Title

The effect of monosodium glutamate on planarian memory retention

Author(s)

Pallavi Rao, SVHS

School Name

Spring Valley High School

Grade Level

10th Grade

Presentation Topic

Zoology

Presentation Type

Non-Mentored

Abstract

Monosodium glutamate (MSG), a food additive, is widely consumed, but is speculated to have adverse effects on health. It is known to impact the nervous system through excitotoxin production. The purpose of this study was to determine how MSG affects developing and fully functional nervous systems by using planaria as a model organism for memory retention. It was hypothesized that regenerating planaria in a 10mM dose of MSG would display the longest learning times and make the most number of incorrect decisions within the maze. Planaria were conditioned to enter the right branch of a Y-maze using an LED light as a negative stimulus. After being trained, the planaria were split into a group in MSG and a group in water. Within these groups, half of the planaria were dissected and half were not. After two weeks, the planaria were tested for memory retention using the same process as the training period. A one-way ANOVA revealed that mean learning times were significantly different from each other at α=0.05, F (3,115) = 55.90, p<0.05. A Tukey test identified that the group which regenerated in MSG displayed significantly higher learning times compared to the other groups. Another one-way ANOVA displayed that the mean number of incorrect decisions were significantly different from each other at at α=0.05, F (3,115) = 25.53, p<0.05. A Tukey test showed that the group which regenerated in MSG made a significantly greater amount of incorrect decisions in the maze. The hypothesis was supported, as the group that regenerated in MSG displayed both significantly higher mean learning times and mean number of incorrect decisions. It was concluded that MSG had a negative effect on both fully functional nervous systems as well as developing nervous systems.

Location

Neville 122

Start Date

4-14-2018 9:45 AM

Presentation Format

Oral and Written

COinS
 
Apr 14th, 9:45 AM

The effect of monosodium glutamate on planarian memory retention

Neville 122

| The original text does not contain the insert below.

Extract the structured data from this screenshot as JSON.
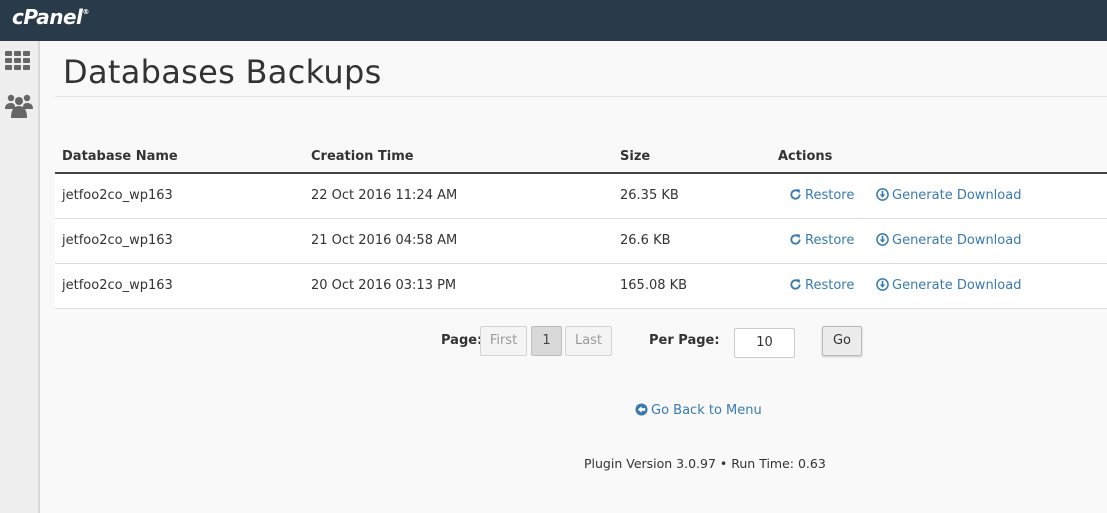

Monosodium glutamate (MSG), a food additive, is widely consumed, but is speculated to have adverse effects on health. It is known to impact the nervous system through excitotoxin production. The purpose of this study was to determine how MSG affects developing and fully functional nervous systems by using planaria as a model organism for memory retention. It was hypothesized that regenerating planaria in a 10mM dose of MSG would display the longest learning times and make the most number of incorrect decisions within the maze. Planaria were conditioned to enter the right branch of a Y-maze using an LED light as a negative stimulus. After being trained, the planaria were split into a group in MSG and a group in water. Within these groups, half of the planaria were dissected and half were not. After two weeks, the planaria were tested for memory retention using the same process as the training period. A one-way ANOVA revealed that mean learning times were significantly different from each other at α=0.05, F (3,115) = 55.90, p<0.05. A Tukey test identified that the group which regenerated in MSG displayed significantly higher learning times compared to the other groups. Another one-way ANOVA displayed that the mean number of incorrect decisions were significantly different from each other at at α=0.05, F (3,115) = 25.53, p<0.05. A Tukey test showed that the group which regenerated in MSG made a significantly greater amount of incorrect decisions in the maze. The hypothesis was supported, as the group that regenerated in MSG displayed both significantly higher mean learning times and mean number of incorrect decisions. It was concluded that MSG had a negative effect on both fully functional nervous systems as well as developing nervous systems.